The Hill reports that in 2002 Mitt Romney advocated radical campaign finance reform:
“Mr. Romney campaigned in favor of clean elections, which provides public money to candidates for state office who meet strict fundraising requirements,” the Telegram & Gazette reported. “But he suggested an alternative funding method. Instead of providing campaign funds from state coffers, his plan would tap 10 percent of the fundraising of candidates who choose to raise money privately.”
Romney advocated taxing political contributions to support candidates who stayed within spending limits.
Romney also wanted to ban political action committees:
A Boston Globe article from July 1994 reported that Romney publicly advocated placing spending limits on congressional campaigns and abolishing political action committees (PACs).
“And to get that kind of money you’ve got to cozy up as an incumbent to all the special-interest groups who can go out and raise money for you from their members. And that kind of relationship has an influence on the way you’re gonna vote.”
That’s real "fire in the belly". He really sounds like he believed it.
However, Romney’s newly-minted (Mitted?) position was a big applause line at the RSC meeting:
“Referring to the bill, [Romney] called it ‘one of the worst things in my lifetime,’” one conservative Republican said. “The place erupted. That was by far the biggest applause line.”

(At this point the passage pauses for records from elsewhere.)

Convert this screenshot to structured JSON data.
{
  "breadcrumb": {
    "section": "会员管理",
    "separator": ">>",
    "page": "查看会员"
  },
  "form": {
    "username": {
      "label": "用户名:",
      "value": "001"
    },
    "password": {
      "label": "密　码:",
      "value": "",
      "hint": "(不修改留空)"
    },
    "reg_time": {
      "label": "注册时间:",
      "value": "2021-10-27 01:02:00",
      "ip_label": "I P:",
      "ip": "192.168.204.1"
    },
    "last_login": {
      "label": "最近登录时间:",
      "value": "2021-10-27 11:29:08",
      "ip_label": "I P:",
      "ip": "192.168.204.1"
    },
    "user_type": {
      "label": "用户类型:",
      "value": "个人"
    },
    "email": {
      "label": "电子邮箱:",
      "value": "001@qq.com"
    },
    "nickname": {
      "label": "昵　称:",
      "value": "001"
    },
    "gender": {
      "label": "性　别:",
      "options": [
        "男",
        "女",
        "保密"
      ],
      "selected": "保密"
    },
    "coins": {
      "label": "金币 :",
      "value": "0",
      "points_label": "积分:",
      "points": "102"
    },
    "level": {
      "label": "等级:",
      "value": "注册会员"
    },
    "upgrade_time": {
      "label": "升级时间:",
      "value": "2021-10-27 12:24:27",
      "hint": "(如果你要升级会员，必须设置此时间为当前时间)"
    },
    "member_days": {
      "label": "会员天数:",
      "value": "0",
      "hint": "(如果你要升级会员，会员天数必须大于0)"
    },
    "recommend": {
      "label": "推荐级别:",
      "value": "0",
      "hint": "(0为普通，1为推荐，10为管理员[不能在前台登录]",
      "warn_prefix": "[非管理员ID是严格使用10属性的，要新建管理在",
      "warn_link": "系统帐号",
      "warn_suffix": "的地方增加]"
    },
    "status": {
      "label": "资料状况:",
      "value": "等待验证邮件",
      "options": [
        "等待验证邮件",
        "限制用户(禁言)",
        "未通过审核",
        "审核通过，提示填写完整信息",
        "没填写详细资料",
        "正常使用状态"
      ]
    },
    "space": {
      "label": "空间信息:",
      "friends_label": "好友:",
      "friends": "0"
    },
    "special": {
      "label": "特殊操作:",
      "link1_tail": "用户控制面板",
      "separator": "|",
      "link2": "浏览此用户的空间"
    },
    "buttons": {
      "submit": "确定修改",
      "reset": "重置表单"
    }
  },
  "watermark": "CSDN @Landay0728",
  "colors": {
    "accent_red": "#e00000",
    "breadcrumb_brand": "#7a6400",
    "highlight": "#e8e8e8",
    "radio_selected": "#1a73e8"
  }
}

Tom McClusky of the Family Research Council captures the essence of the Romney absurdity:
“Of course, this was Mitt Romney in 2002. Who knows? He might have changed his mind on that,” he said. “He always seems to want to come back to the table.”